So, Doug Ford has returned the Greenbelt lands. Yippee!
Those of us who opposed opening these protected lands should be proud of keeping this issue in the public’s mind. But, really, it was the only action that made any sense. It was clear that he was wrong in taking them out in the first place, despite all the warnings. And, he has not reversed the other measures introduced at the same time. He still doesn’t seem to understand how important the environment is to the people of Ontario.
The Ministry of the Environment, Conservation and Parks is proposing to exempt waste management systems, stormwater management, and water taking from current licensing requirements.
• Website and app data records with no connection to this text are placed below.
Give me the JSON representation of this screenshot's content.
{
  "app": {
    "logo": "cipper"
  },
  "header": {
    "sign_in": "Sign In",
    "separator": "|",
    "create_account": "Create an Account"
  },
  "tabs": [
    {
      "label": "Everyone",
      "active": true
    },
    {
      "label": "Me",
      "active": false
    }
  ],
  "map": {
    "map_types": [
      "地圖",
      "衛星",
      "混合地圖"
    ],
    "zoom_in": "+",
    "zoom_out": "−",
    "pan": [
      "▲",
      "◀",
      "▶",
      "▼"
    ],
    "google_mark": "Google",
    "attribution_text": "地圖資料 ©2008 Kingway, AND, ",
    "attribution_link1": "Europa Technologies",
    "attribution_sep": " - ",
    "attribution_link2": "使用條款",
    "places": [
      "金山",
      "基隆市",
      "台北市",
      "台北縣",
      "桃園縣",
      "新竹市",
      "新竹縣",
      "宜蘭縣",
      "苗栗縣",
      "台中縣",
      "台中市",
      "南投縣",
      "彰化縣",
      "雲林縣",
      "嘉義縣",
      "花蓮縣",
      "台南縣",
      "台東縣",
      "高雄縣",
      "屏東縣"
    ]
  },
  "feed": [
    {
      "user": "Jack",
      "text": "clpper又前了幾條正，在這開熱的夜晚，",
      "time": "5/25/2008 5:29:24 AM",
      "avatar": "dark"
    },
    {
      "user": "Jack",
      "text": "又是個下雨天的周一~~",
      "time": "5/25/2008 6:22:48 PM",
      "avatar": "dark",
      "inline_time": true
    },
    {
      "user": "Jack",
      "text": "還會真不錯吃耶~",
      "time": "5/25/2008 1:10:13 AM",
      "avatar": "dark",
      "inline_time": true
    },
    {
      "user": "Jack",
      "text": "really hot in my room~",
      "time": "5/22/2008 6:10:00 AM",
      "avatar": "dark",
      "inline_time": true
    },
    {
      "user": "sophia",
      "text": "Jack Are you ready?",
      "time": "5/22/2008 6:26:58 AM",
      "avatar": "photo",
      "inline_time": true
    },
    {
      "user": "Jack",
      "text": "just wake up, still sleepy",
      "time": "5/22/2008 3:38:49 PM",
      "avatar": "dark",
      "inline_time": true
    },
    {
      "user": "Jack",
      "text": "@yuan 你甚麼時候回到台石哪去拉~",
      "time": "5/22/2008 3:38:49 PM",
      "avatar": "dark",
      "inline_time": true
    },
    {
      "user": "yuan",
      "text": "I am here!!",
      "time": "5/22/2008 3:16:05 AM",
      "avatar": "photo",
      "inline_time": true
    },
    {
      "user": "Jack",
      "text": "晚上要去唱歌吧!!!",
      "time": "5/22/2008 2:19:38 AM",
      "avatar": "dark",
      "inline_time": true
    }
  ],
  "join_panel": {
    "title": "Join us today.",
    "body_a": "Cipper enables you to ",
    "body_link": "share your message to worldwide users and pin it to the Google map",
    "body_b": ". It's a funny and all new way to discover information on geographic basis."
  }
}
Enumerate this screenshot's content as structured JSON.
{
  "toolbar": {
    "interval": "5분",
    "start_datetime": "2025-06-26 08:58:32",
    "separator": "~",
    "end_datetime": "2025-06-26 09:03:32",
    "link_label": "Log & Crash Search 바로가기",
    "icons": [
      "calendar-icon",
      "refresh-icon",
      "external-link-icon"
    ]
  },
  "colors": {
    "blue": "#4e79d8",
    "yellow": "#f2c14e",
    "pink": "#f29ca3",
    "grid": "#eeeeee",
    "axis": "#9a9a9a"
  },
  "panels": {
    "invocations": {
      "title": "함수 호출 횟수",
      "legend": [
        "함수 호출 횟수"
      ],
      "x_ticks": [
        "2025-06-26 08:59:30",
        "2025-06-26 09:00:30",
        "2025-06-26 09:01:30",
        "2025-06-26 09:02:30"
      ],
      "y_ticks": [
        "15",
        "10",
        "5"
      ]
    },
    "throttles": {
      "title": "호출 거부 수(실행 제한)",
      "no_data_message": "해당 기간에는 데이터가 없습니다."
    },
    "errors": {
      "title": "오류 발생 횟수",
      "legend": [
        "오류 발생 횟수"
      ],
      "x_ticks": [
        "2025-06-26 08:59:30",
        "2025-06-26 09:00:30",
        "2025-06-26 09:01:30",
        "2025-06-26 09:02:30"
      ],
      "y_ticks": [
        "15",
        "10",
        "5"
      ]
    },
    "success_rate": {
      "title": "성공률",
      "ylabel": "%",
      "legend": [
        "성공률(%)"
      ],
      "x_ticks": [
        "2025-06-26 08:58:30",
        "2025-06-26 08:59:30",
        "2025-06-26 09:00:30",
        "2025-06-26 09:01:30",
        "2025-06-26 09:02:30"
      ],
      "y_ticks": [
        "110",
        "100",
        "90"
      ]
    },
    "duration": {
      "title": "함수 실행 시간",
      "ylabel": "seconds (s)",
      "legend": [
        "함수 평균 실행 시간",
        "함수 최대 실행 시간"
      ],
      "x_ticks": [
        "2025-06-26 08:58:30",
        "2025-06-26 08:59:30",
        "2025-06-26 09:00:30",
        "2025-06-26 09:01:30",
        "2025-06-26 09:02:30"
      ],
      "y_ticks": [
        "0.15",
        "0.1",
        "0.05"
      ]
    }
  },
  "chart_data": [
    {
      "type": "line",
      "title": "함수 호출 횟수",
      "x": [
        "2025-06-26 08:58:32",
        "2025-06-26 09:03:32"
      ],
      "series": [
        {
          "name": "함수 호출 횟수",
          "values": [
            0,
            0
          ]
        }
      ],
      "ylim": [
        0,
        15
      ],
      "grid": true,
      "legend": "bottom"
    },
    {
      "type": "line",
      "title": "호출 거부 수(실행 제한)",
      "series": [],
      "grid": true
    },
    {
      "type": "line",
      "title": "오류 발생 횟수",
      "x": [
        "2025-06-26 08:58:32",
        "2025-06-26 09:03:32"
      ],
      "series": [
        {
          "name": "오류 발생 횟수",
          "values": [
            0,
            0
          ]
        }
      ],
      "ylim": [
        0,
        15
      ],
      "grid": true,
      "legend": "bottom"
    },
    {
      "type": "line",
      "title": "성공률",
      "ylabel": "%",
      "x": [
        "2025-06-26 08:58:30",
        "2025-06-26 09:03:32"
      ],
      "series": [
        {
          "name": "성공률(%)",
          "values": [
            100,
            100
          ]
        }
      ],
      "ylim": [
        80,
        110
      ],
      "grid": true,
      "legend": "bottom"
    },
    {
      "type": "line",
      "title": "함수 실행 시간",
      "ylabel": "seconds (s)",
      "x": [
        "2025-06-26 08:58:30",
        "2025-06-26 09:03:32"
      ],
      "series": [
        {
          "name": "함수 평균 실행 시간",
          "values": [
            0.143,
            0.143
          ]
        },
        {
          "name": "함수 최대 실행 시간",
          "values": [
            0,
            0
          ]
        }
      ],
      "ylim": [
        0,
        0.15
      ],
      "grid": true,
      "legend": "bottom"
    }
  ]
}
This would mean no ministry assessment of any environmental impacts, no scrutiny by the public or government before the activities are already operating, and no right to appeal under the Environmental Bill of Rights.
The proposal would exempt certain waste management systems that involve asbestos waste, biomedical waste, treated biomedical waste, hazardous waste, liquid industrial waste, and treated waste that cannot be disposed of by land. Instead, the ministry is proposing to have the specified activities self-registered under the Environmental Activity and Sector Registry. This allows businesses to proceed with their activities faster but at the expense of regulatory oversight, which ensures the protection of the environment and human health.
And, the new water-taking framework would end the moratorium that has been in place since 2016 on new bottled water-taking permits and the government would resume the issuing of permits under slightly modified requirements. This, despite two-thirds of the people preferring to have the agreements phased out. The Ford government will give host municipalities “a say” in the permitting process, but this isn’t the same as granting them the right to refuse. Bottled water companies will have to seek approval from municipalities but only for new or expanded permits of more than 379,000 litres a day, of which only 20 per cent currently exceeds this level. This impact could well be felt locally, as businesses line up to take Oro-Medonte water.
The premier ran on a platform of deregulation (“cut the red tape” ring a bell?), so this should not come as a surprise to anyone. But, did we really think he would go so far as to allow potential further degradation of our water systems? It would seem to be the case.